**What the task asks:** Report each line below that carries the word "label".

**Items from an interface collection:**
· · · · · · ·

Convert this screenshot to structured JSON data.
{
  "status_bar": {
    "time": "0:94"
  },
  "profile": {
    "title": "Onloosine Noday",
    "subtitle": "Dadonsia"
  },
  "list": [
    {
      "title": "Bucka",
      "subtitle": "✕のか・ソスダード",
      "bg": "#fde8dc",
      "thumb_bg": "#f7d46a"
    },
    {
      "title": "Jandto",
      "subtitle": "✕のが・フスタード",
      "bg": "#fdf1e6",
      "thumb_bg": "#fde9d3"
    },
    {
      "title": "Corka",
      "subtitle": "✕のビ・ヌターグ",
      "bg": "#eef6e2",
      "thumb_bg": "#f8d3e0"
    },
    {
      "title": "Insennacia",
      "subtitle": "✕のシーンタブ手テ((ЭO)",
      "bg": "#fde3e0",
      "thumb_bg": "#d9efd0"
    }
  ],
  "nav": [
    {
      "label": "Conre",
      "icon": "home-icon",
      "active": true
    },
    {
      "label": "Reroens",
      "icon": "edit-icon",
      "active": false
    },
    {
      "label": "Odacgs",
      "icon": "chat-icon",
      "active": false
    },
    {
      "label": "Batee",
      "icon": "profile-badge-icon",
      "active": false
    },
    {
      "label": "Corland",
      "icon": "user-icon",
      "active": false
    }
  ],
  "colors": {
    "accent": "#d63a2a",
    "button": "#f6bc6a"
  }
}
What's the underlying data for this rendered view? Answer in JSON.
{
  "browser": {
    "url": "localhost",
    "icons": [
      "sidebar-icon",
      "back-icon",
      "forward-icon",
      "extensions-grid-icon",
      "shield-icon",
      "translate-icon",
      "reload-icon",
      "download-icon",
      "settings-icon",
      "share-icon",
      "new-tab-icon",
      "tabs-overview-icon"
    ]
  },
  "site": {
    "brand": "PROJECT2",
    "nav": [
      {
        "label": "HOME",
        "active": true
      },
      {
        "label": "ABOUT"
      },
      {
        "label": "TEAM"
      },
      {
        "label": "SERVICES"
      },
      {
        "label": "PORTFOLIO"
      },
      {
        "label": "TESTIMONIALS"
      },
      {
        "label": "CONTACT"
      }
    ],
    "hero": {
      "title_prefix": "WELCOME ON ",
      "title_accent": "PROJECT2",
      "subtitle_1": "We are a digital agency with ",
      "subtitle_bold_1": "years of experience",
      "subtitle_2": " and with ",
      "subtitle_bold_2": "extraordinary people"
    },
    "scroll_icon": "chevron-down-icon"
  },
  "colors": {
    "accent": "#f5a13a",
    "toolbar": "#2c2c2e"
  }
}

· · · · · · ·

**Output of the exercise:**
      "label": "Conre",
      "label": "Reroens",
      "label": "Odacgs",
      "label": "Batee",
      "label": "Corland",
        "label": "HOME",
        "label": "ABOUT"
        "label": "TEAM"
        "label": "SERVICES"
        "label": "PORTFOLIO"
        "label": "TESTIMONIALS"
        "label": "CONTACT"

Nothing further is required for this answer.